There’s a beauty about food and writing about food that feels quietly understated. It’s something so simple, so innocuous, so everyday — and I think that’s what’s part of the appeal to me. It offers reprieve from weightier subjects, to get to revel in something so uncomplicated and community-oriented. Writing for On the Menu has been a joy and an aspect of my college experience that I will miss greatly. I think a large part of this is because it has been such an extension of so many other of my experiences here — my friends and I had a delightful “Friendsgiving” together, and I got to commemorate the multitude of experiences we lived through that night in the form of an article. The clink of our glasses, the smell of roasted garlic, the laughs we shared in between bites can be reduced down into a collection of recipes, shared with the world now, made ready for someone else to experience with different friends in a different room with different silverware. For all its variability, through cultures and techniques, recipe substitutions and rookie chef mistakes — the defining constant in cooking is this simple kind of love. Sharing a meal together is, to me, a celebration of friendships, family, culture and history. And we get to do it every day!

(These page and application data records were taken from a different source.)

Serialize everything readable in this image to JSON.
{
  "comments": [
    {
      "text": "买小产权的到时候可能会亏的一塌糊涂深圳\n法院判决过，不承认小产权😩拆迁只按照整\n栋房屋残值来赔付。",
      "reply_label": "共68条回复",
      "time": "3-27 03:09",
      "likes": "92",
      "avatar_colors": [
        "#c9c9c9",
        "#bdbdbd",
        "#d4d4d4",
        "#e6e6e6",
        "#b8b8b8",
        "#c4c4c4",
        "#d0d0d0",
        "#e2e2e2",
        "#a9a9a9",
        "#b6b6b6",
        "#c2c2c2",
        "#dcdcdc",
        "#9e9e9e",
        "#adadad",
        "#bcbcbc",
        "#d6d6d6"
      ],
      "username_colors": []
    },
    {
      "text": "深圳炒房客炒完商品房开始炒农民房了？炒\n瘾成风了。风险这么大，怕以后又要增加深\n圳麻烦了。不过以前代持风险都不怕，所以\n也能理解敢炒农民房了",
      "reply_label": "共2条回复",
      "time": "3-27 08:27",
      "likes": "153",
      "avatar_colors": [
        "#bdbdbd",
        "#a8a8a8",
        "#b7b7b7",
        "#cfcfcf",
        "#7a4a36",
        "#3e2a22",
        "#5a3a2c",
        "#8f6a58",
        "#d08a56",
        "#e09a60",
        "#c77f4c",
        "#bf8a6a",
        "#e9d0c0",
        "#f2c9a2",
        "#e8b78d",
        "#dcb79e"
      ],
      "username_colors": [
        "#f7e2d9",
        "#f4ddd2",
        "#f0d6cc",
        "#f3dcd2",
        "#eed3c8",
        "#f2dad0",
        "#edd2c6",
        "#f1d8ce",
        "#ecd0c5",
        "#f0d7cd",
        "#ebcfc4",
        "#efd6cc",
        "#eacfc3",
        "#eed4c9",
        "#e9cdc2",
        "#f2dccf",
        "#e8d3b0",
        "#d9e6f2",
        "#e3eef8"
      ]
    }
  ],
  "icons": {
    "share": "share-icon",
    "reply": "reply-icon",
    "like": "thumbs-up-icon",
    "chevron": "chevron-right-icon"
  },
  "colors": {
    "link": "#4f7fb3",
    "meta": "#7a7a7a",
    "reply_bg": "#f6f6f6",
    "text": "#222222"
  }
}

This is what I’ve loved so much about writing for On the Menu, and getting the privilege of reading all of the other published articles as well. For something so simple, food and people’s experiences with it are highly unique. There is so much to learn about food and so much to share as well; On the Menu provides a student-based medium for doing that. On the Menu helped me pick a restaurant to go to when my mom visited town (we went to The Blue Owl, by the way, and it was delicious); it also taught me what fonio is (the answer: a West African grain with a pleasant fluffy texture that offers a sustainable alternative to conventional grain farming). Other writers at On the Menu shared the best vegan cheeses at the I.V. Food Co-op, an incredible recipe for fried green tomatoes and a surprisingly emotional essay about ratatouille. Each one of these articles has moved and impacted me, from the more benign decision of buying vegan cheese to reflecting on the value of friendship; each story, experience and flavor shared has mattered. For me personally, On the Menu has been an invaluable outlet for everything from sharing my favorite cookie recipe to addressing the relationship between our food system and climate change to honoring and remembering my father who has passed on. Food is whatever you want it to be; that’s what makes it so special. It’s simple, fun and silly. It’s quick and easy or it’s a labor of love. It’s the glue between family and culture. It’s what keeps us alive, both as sustenance for the body and the spirit.
I guess that’s sort of the kicker then. I keep referring to food as simple, and I really think that it is or that it should be. Yet at the same time, it’s a subject that is so nuanced and complicated. As an environmental studies major, I’ve primarily focused my studies and research on food systems and regenerative agriculture. This is a field of study that has brought me both great despair and unparalleled hope. The way conventional agriculture is practiced both in the U.S. and globally is reckless and harmful to our ecosystems, watersheds, climate and ourselves. Comparably harmful is the way food production and distribution are handled once crops are grown: there are countless disparities in access to healthy and fresh food. Cultural foods are often made inaccessible or shamed or ignored in the larger media. In my first year as an environmental studies major, I was quite disillusioned with the practice of agriculture, which, as I had learned it, pretty much exclusively caused harm to our planet. However, regenerative farming actually has an untapped potential to do great things, from restoring topsoil to sequestering carbon to vastly improving the health and nutrition of those who participate in our food system.
I see food not just as a pedestrian, everyday activity but as a point of origin for a better future. Food is an opportunity to heal our planet and ecosystems. It’s an invaluable nexus of family, culture and identity. It’s a way to take agency over our health and well-being. It’s my favorite way to express my love for someone. In my time writing for On the Menu, I’ve sincerely valued the opportunity to share my recipes and words and feel honored and humbled to have read about so many incredible meals and stories. I will miss it dearly.
A version of this article appeared on p. 10 of the June 1, 2023 version of the Daily Nexus.